AIM OF THE TASK -
Where the records hold the string "price", show the whole line it sits on.

* * * * * * *

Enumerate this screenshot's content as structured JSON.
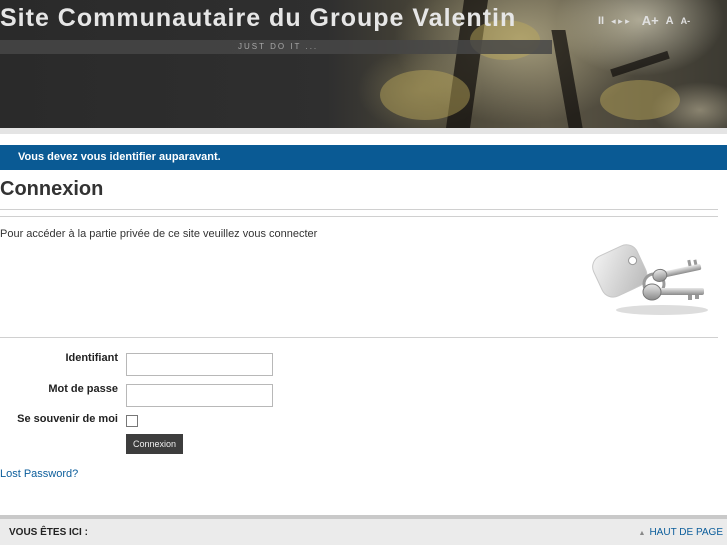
{
  "header": {
    "site_title": "Site Communautaire du Groupe Valentin",
    "tagline": "JUST DO IT ...",
    "tools": {
      "pause": "II",
      "prev_next": "◂ ▸ ▸",
      "font_large": "A+",
      "font_normal": "A",
      "font_small": "A-"
    }
  },
  "notice": {
    "message": "Vous devez vous identifier auparavant."
  },
  "main": {
    "title": "Connexion",
    "intro": "Pour accéder à la partie privée de ce site veuillez vous connecter",
    "keys_icon": "keys-icon"
  },
  "form": {
    "username_label": "Identifiant",
    "username_value": "",
    "password_label": "Mot de passe",
    "password_value": "",
    "remember_label": "Se souvenir de moi",
    "remember_checked": false,
    "submit_label": "Connexion",
    "lost_password": "Lost Password?"
  },
  "footer": {
    "breadcrumb_label": "VOUS ÊTES ICI :",
    "top_link": "HAUT DE PAGE",
    "top_arrow": "▲"
  },
  "colors": {
    "notice_bg": "#0a5a94",
    "link": "#0b5d9b",
    "button_bg": "#3d3d3d"
  }
}
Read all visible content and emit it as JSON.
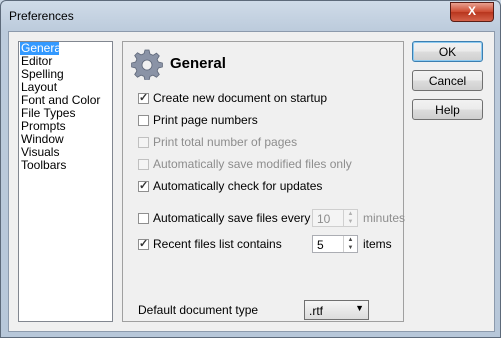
{
  "window": {
    "title": "Preferences",
    "close_label": "X"
  },
  "nav": {
    "items": [
      "General",
      "Editor",
      "Spelling",
      "Layout",
      "Font and Color",
      "File Types",
      "Prompts",
      "Window",
      "Visuals",
      "Toolbars"
    ],
    "selected": "General"
  },
  "panel": {
    "heading": "General",
    "icon": "gear-icon",
    "options": {
      "create_new": {
        "label": "Create new document on startup",
        "checked": true,
        "enabled": true
      },
      "print_page_numbers": {
        "label": "Print page numbers",
        "checked": false,
        "enabled": true
      },
      "print_total_pages": {
        "label": "Print total number of pages",
        "checked": false,
        "enabled": false
      },
      "auto_save_modified": {
        "label": "Automatically save modified files only",
        "checked": false,
        "enabled": false
      },
      "auto_check_updates": {
        "label": "Automatically check for updates",
        "checked": true,
        "enabled": true
      },
      "auto_save_every": {
        "label": "Automatically save files every",
        "checked": false,
        "enabled": true,
        "value": "10",
        "unit": "minutes"
      },
      "recent_files": {
        "label": "Recent files list contains",
        "checked": true,
        "enabled": true,
        "value": "5",
        "unit": "items"
      }
    },
    "default_type": {
      "label": "Default document type",
      "value": ".rtf"
    }
  },
  "buttons": {
    "ok": "OK",
    "cancel": "Cancel",
    "help": "Help"
  }
}
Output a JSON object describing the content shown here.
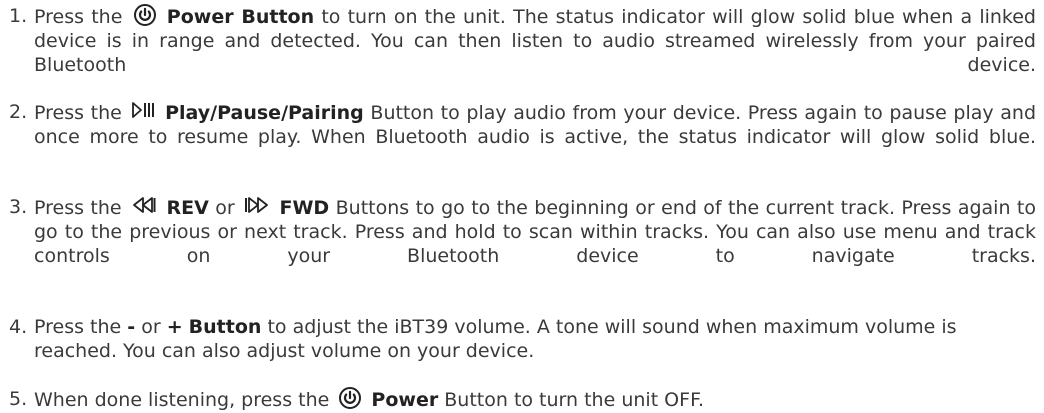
{
  "steps": [
    {
      "num": "1.",
      "pre": "Press the",
      "icon": "power-icon",
      "bold1": "Power Button",
      "post": "to turn on the unit. The status indicator will glow solid blue when a linked device is in range and detected. You can then listen to audio streamed wirelessly from your paired  Bluetooth device."
    },
    {
      "num": "2.",
      "pre": "Press the",
      "icon": "play-pause-pairing-icon",
      "bold1": "Play/Pause/Pairing",
      "post": "Button to play audio from your device. Press again to pause play and once more to resume play. When Bluetooth audio is active, the status indicator will glow solid blue."
    },
    {
      "num": "3.",
      "pre": "Press the",
      "icon1": "rewind-icon",
      "bold1": "REV",
      "mid": "or",
      "icon2": "forward-icon",
      "bold2": "FWD",
      "post1": "Button",
      "post2": "s to go to the beginning or end of the current track. Press again to go to the previous or next track. Press and hold to scan within tracks. You can also use menu and track controls on your Bluetooth device to navigate tracks."
    },
    {
      "num": "4.",
      "pre": "Press the",
      "bold_minus": "-",
      "mid": "or",
      "bold_plus": "+",
      "bold1": "Button",
      "post": "to adjust the iBT39 volume. A tone will sound when maximum volume is reached. You can also adjust volume on your device."
    },
    {
      "num": "5.",
      "pre": "When done listening, press the",
      "icon": "power-icon",
      "bold1": "Power",
      "post": "Button to turn the unit OFF."
    }
  ]
}
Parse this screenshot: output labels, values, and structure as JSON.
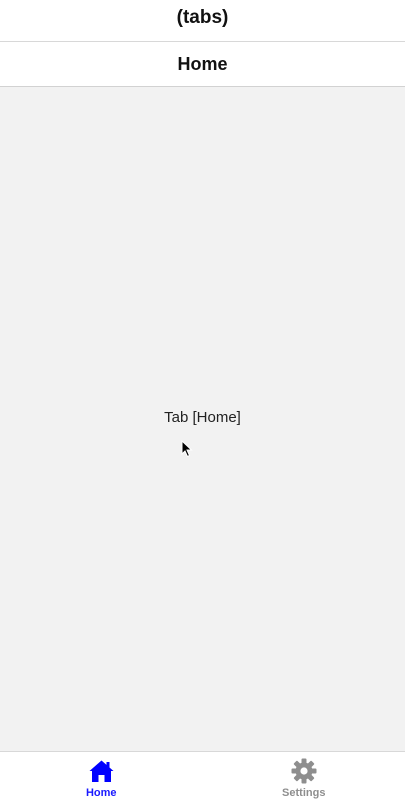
{
  "app": {
    "title": "(tabs)"
  },
  "screen": {
    "title": "Home",
    "body_text": "Tab [Home]"
  },
  "tab_bar": {
    "tabs": [
      {
        "label": "Home",
        "icon": "home-icon",
        "active": true
      },
      {
        "label": "Settings",
        "icon": "gear-icon",
        "active": false
      }
    ]
  },
  "colors": {
    "active_tint": "#0000ff",
    "inactive_tint": "#8e8e8e",
    "background": "#f2f2f2",
    "header_bg": "#ffffff"
  }
}
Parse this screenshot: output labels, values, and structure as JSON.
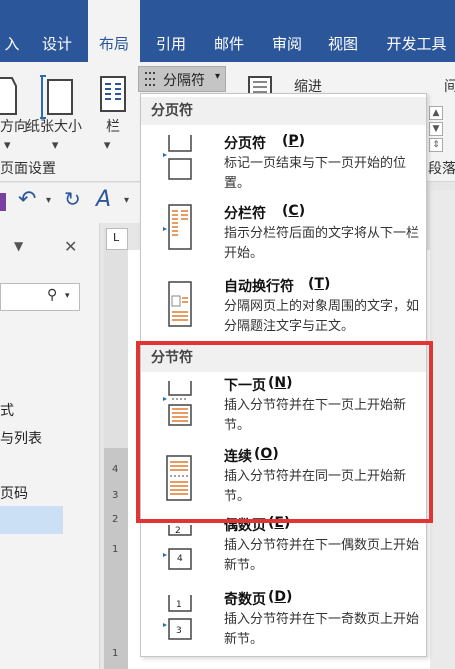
{
  "ribbon_tabs": [
    "入",
    "设计",
    "布局",
    "引用",
    "邮件",
    "审阅",
    "视图",
    "开发工具"
  ],
  "active_tab": "布局",
  "ribbon": {
    "orientation_label": "方向",
    "size_label": "纸张大小",
    "columns_label": "栏",
    "page_setup_group": "页面设置",
    "breaks_button": "分隔符",
    "indent_label": "缩进",
    "spacing_label": "间",
    "paragraph_group": "段落"
  },
  "nav": {
    "close_glyph": "✕",
    "items": [
      "式",
      "与列表",
      "页码"
    ]
  },
  "ruler": {
    "corner": "L",
    "numbers": [
      "4",
      "3",
      "2",
      "1",
      "1"
    ]
  },
  "menu": {
    "section_page": "分页符",
    "section_section": "分节符",
    "items": [
      {
        "title": "分页符",
        "key": "P",
        "desc": "标记一页结束与下一页开始的位置。"
      },
      {
        "title": "分栏符",
        "key": "C",
        "desc": "指示分栏符后面的文字将从下一栏开始。"
      },
      {
        "title": "自动换行符",
        "key": "T",
        "desc": "分隔网页上的对象周围的文字，如分隔题注文字与正文。"
      },
      {
        "title": "下一页",
        "key": "N",
        "desc": "插入分节符并在下一页上开始新节。"
      },
      {
        "title": "连续",
        "key": "O",
        "desc": "插入分节符并在同一页上开始新节。"
      },
      {
        "title": "偶数页",
        "key": "E",
        "desc": "插入分节符并在下一偶数页上开始新节。"
      },
      {
        "title": "奇数页",
        "key": "D",
        "desc": "插入分节符并在下一奇数页上开始新节。"
      }
    ]
  },
  "colors": {
    "accent": "#2b579a",
    "highlight": "#e03535"
  }
}
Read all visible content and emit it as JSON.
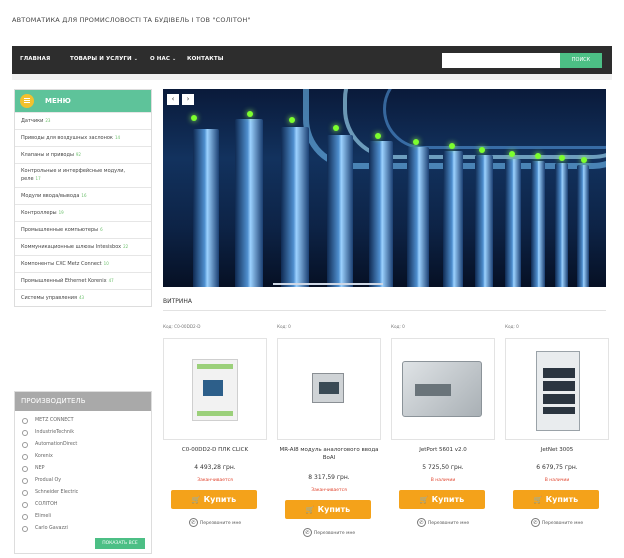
{
  "site": {
    "title": "АВТОМАТИКА ДЛЯ ПРОМИСЛОВОСТІ ТА БУДІВЕЛЬ І ТОВ \"СОЛІТОН\""
  },
  "nav": {
    "items": [
      {
        "label": "ГЛАВНАЯ",
        "has_dropdown": false
      },
      {
        "label": "ТОВАРЫ И УСЛУГИ",
        "has_dropdown": true
      },
      {
        "label": "О НАС",
        "has_dropdown": true
      },
      {
        "label": "КОНТАКТЫ",
        "has_dropdown": false
      }
    ],
    "search_placeholder": "",
    "search_button": "ПОИСК"
  },
  "menu": {
    "title": "МЕНЮ",
    "items": [
      {
        "label": "Датчики",
        "count": "23"
      },
      {
        "label": "Приводы для воздушных заслонок",
        "count": "14"
      },
      {
        "label": "Клапаны и приводы",
        "count": "92"
      },
      {
        "label": "Контрольные и интерфейсные модули, реле",
        "count": "17"
      },
      {
        "label": "Модули ввода/вывода",
        "count": "16"
      },
      {
        "label": "Контроллеры",
        "count": "19"
      },
      {
        "label": "Промышленные компьютеры",
        "count": "6"
      },
      {
        "label": "Коммуникационные шлюзы Intesisbox",
        "count": "22"
      },
      {
        "label": "Компоненты CXC Metz Connect",
        "count": "10"
      },
      {
        "label": "Промышленный Ethernet Korenix",
        "count": "47"
      },
      {
        "label": "Системы управления",
        "count": "43"
      }
    ]
  },
  "vendors": {
    "title": "ПРОИЗВОДИТЕЛЬ",
    "items": [
      "METZ CONNECT",
      "IndustrieTechnik",
      "AutomationDirect",
      "Korenix",
      "NEP",
      "Produal Oy",
      "Schneider Electric",
      "СОЛІТОН",
      "Elimeli",
      "Carlo Gavazzi"
    ],
    "show_all": "ПОКАЗАТЬ ВСЕ"
  },
  "slider": {
    "prev": "‹",
    "next": "›"
  },
  "showcase": {
    "title": "ВИТРИНА",
    "products": [
      {
        "code": "Код: C0-00DD2-D",
        "name": "C0-00DD2-D ПЛК CLICK",
        "price": "4 493,28 грн.",
        "stock": "Заканчивается",
        "buy": "Купить",
        "callback": "Перезвоните мне"
      },
      {
        "code": "Код: 0",
        "name": "MR-AI8 модуль аналогового ввода BoAI",
        "price": "8 317,59 грн.",
        "stock": "Заканчивается",
        "buy": "Купить",
        "callback": "Перезвоните мне"
      },
      {
        "code": "Код: 0",
        "name": "JetPort 5601 v2.0",
        "price": "5 725,50 грн.",
        "stock": "В наличии",
        "buy": "Купить",
        "callback": "Перезвоните мне"
      },
      {
        "code": "Код: 0",
        "name": "JetNet 3005",
        "price": "6 679,75 грн.",
        "stock": "В наличии",
        "buy": "Купить",
        "callback": "Перезвоните мне"
      }
    ]
  },
  "colors": {
    "nav_bg": "#2d2d2d",
    "accent_green": "#4cbf85",
    "menu_green": "#5ec39a",
    "buy_orange": "#f4a21a",
    "vendor_header": "#a9a9a9"
  }
}
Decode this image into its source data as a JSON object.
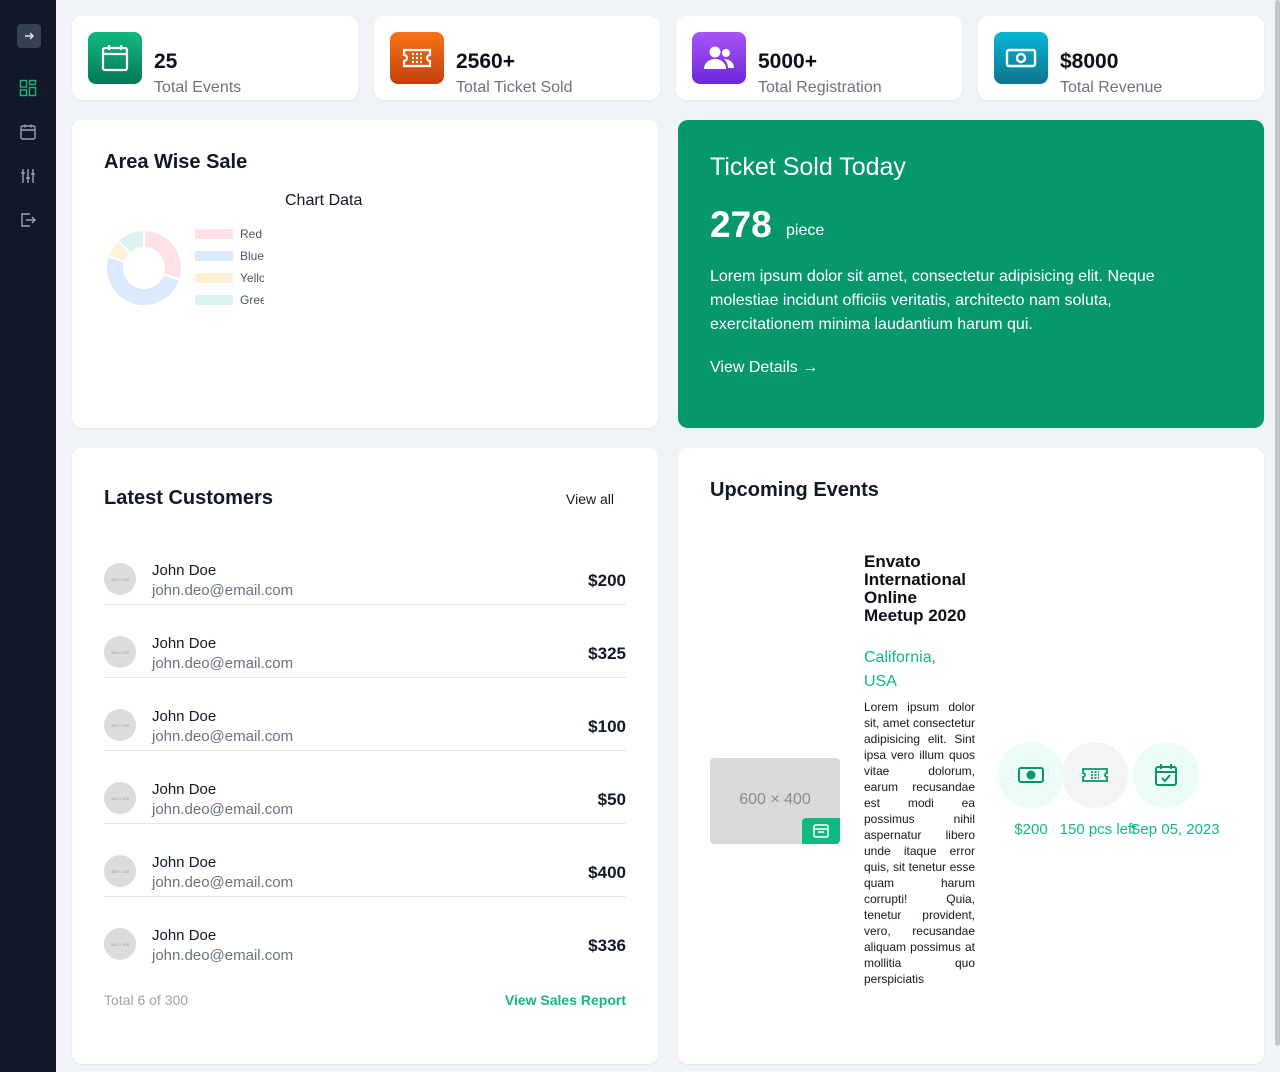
{
  "stats": [
    {
      "value": "25",
      "label": "Total Events",
      "icon": "calendar-icon",
      "color": "#059669"
    },
    {
      "value": "2560+",
      "label": "Total Ticket Sold",
      "icon": "ticket-icon",
      "color": "#ea580c"
    },
    {
      "value": "5000+",
      "label": "Total Registration",
      "icon": "users-icon",
      "color": "#7c3aed"
    },
    {
      "value": "$8000",
      "label": "Total Revenue",
      "icon": "money-icon",
      "color": "#0891b2"
    }
  ],
  "area": {
    "title": "Area Wise Sale",
    "chart_data": {
      "type": "pie",
      "title": "Chart Data",
      "categories": [
        "Red",
        "Blue",
        "Yellow",
        "Green"
      ],
      "values": [
        30,
        50,
        8,
        12
      ],
      "colors": [
        "#ffe1e6",
        "#dbeafe",
        "#fff1d6",
        "#dcf3f2"
      ],
      "legend": "right"
    }
  },
  "today": {
    "title": "Ticket Sold Today",
    "value": "278",
    "unit": "piece",
    "description": "Lorem ipsum dolor sit amet, consectetur adipisicing elit. Neque molestiae incidunt officiis veritatis, architecto nam soluta, exercitationem minima laudantium harum qui.",
    "link": "View Details →"
  },
  "customers": {
    "title": "Latest Customers",
    "view_all": "View all",
    "avatar_placeholder": "100 × 100",
    "rows": [
      {
        "name": "John Doe",
        "email": "john.deo@email.com",
        "amount": "$200"
      },
      {
        "name": "John Doe",
        "email": "john.deo@email.com",
        "amount": "$325"
      },
      {
        "name": "John Doe",
        "email": "john.deo@email.com",
        "amount": "$100"
      },
      {
        "name": "John Doe",
        "email": "john.deo@email.com",
        "amount": "$50"
      },
      {
        "name": "John Doe",
        "email": "john.deo@email.com",
        "amount": "$400"
      },
      {
        "name": "John Doe",
        "email": "john.deo@email.com",
        "amount": "$336"
      }
    ],
    "footer_total": "Total 6 of 300",
    "footer_link": "View Sales Report"
  },
  "events": {
    "title": "Upcoming Events",
    "image_placeholder": "600 × 400",
    "event": {
      "title": "Envato International Online Meetup 2020",
      "location": "California, USA",
      "description": "Lorem ipsum dolor sit, amet consectetur adipisicing elit. Sint ipsa vero illum quos vitae dolorum, earum recusandae est modi ea possimus nihil aspernatur libero unde itaque error quis, sit tenetur esse quam harum corrupti! Quia, tenetur provident, vero, recusandae aliquam possimus at mollitia quo perspiciatis",
      "price": "$200",
      "tickets_left": "150 pcs left",
      "date": "Sep 05, 2023"
    }
  },
  "colors": {
    "sidebar": "#111827",
    "accent": "#10b981",
    "highlight": "#06986b"
  }
}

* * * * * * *

SOLUTION FOR THIS PROBLEM -
        "price": "4 493,28 грн.",
        "price": "8 317,59 грн.",
        "price": "5 725,50 грн.",
        "price": "6 679,75 грн.",
      "price": "$200",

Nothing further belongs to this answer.